[TASK REQUIREMENTS]
Copy each line below as written, but skip the pictures.

[RECORDS FOR THIS TASK]
*** Begin section ***
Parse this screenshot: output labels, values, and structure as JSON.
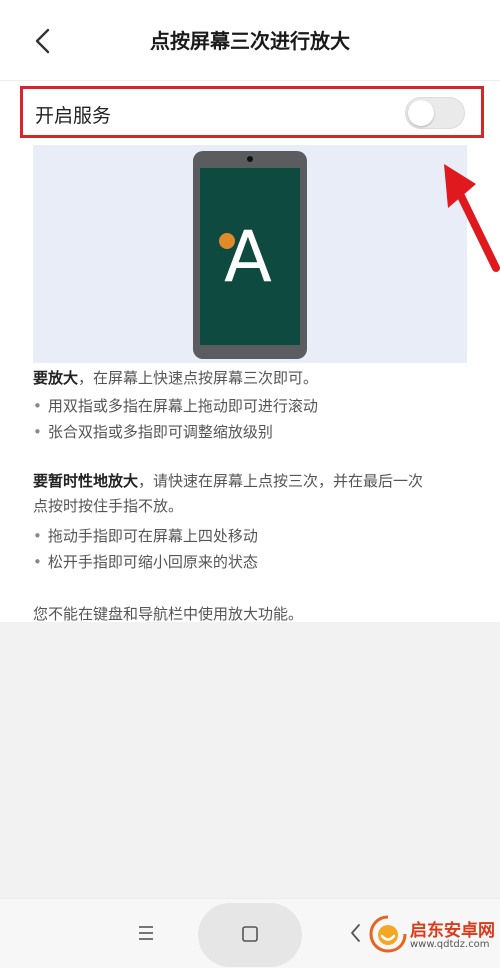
{
  "header": {
    "title": "点按屏幕三次进行放大"
  },
  "service": {
    "label": "开启服务",
    "enabled": false
  },
  "illustration": {
    "letter": "A"
  },
  "instructions": {
    "zoom_title": "要放大",
    "zoom_text": "，在屏幕上快速点按屏幕三次即可。",
    "zoom_bullets": [
      "用双指或多指在屏幕上拖动即可进行滚动",
      "张合双指或多指即可调整缩放级别"
    ],
    "temp_title": "要暂时性地放大",
    "temp_text_line1": "，请快速在屏幕上点按三次，并在最后一次",
    "temp_text_line2": "点按时按住手指不放。",
    "temp_bullets": [
      "拖动手指即可在屏幕上四处移动",
      "松开手指即可缩小回原来的状态"
    ],
    "note": "您不能在键盘和导航栏中使用放大功能。"
  },
  "annotation": {
    "highlight_color": "#d7262b"
  },
  "watermark": {
    "name": "启东安卓网",
    "url": "www.qdtdz.com"
  },
  "icons": {
    "back": "chevron-left-icon",
    "menu": "menu-icon",
    "home": "square-icon",
    "nav_back": "back-icon"
  }
}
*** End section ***
[OUTPUT BELOW]
Parse this screenshot: output labels, values, and structure as JSON.
{
  "header": {
    "title": "点按屏幕三次进行放大"
  },
  "service": {
    "label": "开启服务",
    "enabled": false
  },
  "illustration": {
    "letter": "A"
  },
  "instructions": {
    "zoom_title": "要放大",
    "zoom_text": "，在屏幕上快速点按屏幕三次即可。",
    "zoom_bullets": [
      "用双指或多指在屏幕上拖动即可进行滚动",
      "张合双指或多指即可调整缩放级别"
    ],
    "temp_title": "要暂时性地放大",
    "temp_text_line1": "，请快速在屏幕上点按三次，并在最后一次",
    "temp_text_line2": "点按时按住手指不放。",
    "temp_bullets": [
      "拖动手指即可在屏幕上四处移动",
      "松开手指即可缩小回原来的状态"
    ],
    "note": "您不能在键盘和导航栏中使用放大功能。"
  },
  "annotation": {
    "highlight_color": "#d7262b"
  },
  "watermark": {
    "name": "启东安卓网",
    "url": "www.qdtdz.com"
  },
  "icons": {
    "back": "chevron-left-icon",
    "menu": "menu-icon",
    "home": "square-icon",
    "nav_back": "back-icon"
  }
}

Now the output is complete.